-- Problem description --
Find the string "icon" in the material. Copy every line that has it.

-- Task inputs --
------------
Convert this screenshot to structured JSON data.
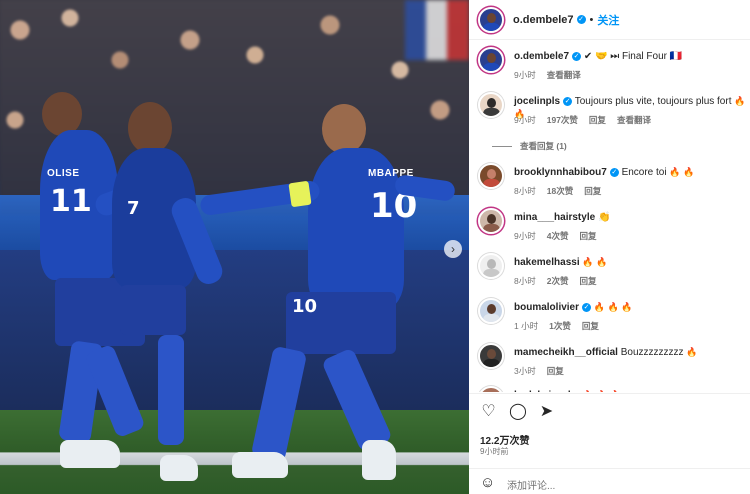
{
  "post_owner": {
    "username": "o.dembele7",
    "follow_label": "关注",
    "separator": "•"
  },
  "caption": {
    "username": "o.dembele7",
    "text": "✔ 🤝 ⏭ Final Four 🇫🇷",
    "time": "9小时",
    "translate": "查看翻译"
  },
  "comments": [
    {
      "username": "jocelinpls",
      "verified": true,
      "text": "Toujours plus vite, toujours plus fort",
      "emoji": "🔥 🔥",
      "time": "9小时",
      "likes": "197次赞",
      "reply": "回复",
      "translate": "查看翻译",
      "view_replies": "查看回复 (1)"
    },
    {
      "username": "brooklynnhabibou7",
      "verified": true,
      "text": "Encore toi",
      "emoji": "🔥 🔥",
      "time": "8小时",
      "likes": "18次赞",
      "reply": "回复"
    },
    {
      "username": "mina___hairstyle",
      "verified": false,
      "text": "",
      "emoji": "👏",
      "time": "9小时",
      "likes": "4次赞",
      "reply": "回复"
    },
    {
      "username": "hakemelhassi",
      "verified": false,
      "text": "",
      "emoji": "🔥 🔥",
      "time": "8小时",
      "likes": "2次赞",
      "reply": "回复"
    },
    {
      "username": "boumalolivier",
      "verified": true,
      "text": "",
      "emoji": "🔥 🔥 🔥",
      "time": "1 小时",
      "likes": "1次赞",
      "reply": "回复"
    },
    {
      "username": "mamecheikh__official",
      "verified": false,
      "text": "Bouzzzzzzzzz",
      "emoji": "🔥",
      "time": "3小时",
      "likes": "",
      "reply": "回复"
    },
    {
      "username": "badakaissake",
      "verified": false,
      "text": "",
      "emoji": "🔥 🔥 🔥",
      "time": "",
      "likes": "",
      "reply": ""
    }
  ],
  "actions": {
    "like_icon": "heart-icon",
    "comment_icon": "comment-icon",
    "share_icon": "send-icon",
    "likes": "12.2万次赞",
    "time_ago": "9小时前"
  },
  "add_comment": {
    "emoji_icon": "smiley-icon",
    "placeholder": "添加评论..."
  },
  "photo": {
    "jersey_name_left": "OLISE",
    "jersey_name_right": "MBAPPE",
    "number_left": "11",
    "number_mid": "7",
    "number_right": "10",
    "number_shorts": "10"
  },
  "colors": {
    "accent": "#0095f6",
    "jersey": "#1f49b8",
    "story_ring": "#c13584"
  }
}
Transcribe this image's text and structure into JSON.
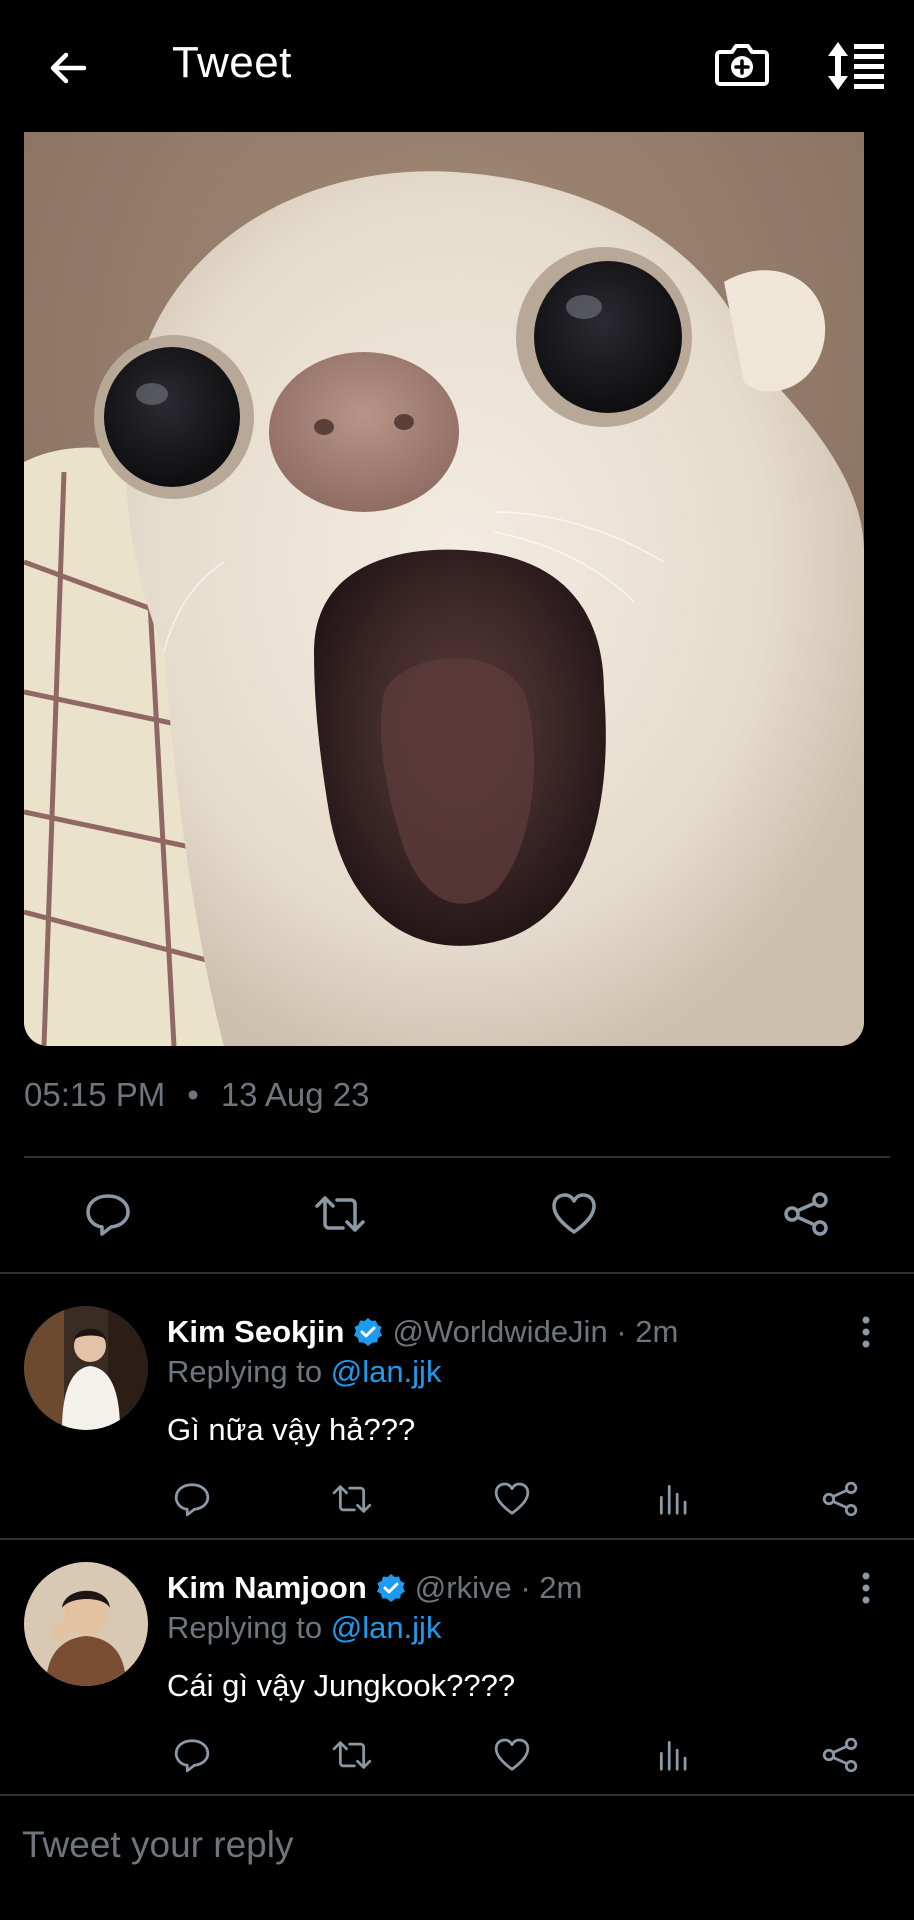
{
  "header": {
    "title": "Tweet",
    "back_icon": "arrow-left-icon",
    "camera_icon": "camera-plus-icon",
    "sort_icon": "sort-list-icon"
  },
  "tweet": {
    "time": "05:15 PM",
    "separator": "•",
    "date": "13 Aug 23",
    "image_subject": "surprised white chihuahua"
  },
  "replies": [
    {
      "name": "Kim Seokjin",
      "handle": "@WorldwideJin · 2m",
      "replying_prefix": "Replying to",
      "replying_to": "@lan.jjk",
      "text": "Gì nữa vậy hả???"
    },
    {
      "name": "Kim Namjoon",
      "handle": "@rkive · 2m",
      "replying_prefix": "Replying to",
      "replying_to": "@lan.jjk",
      "text": "Cái gì vậy Jungkook????"
    }
  ],
  "composer": {
    "placeholder": "Tweet your reply"
  },
  "colors": {
    "background": "#000000",
    "muted": "#6e767d",
    "accent": "#1d9bf0",
    "divider": "#2f3336"
  }
}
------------
-- Response area --
    "like_icon": "heart-icon",
    "comment_icon": "comment-icon",
    "share_icon": "send-icon",
    "emoji_icon": "smiley-icon",
    "back_icon": "arrow-left-icon",
    "camera_icon": "camera-plus-icon",
    "sort_icon": "sort-list-icon"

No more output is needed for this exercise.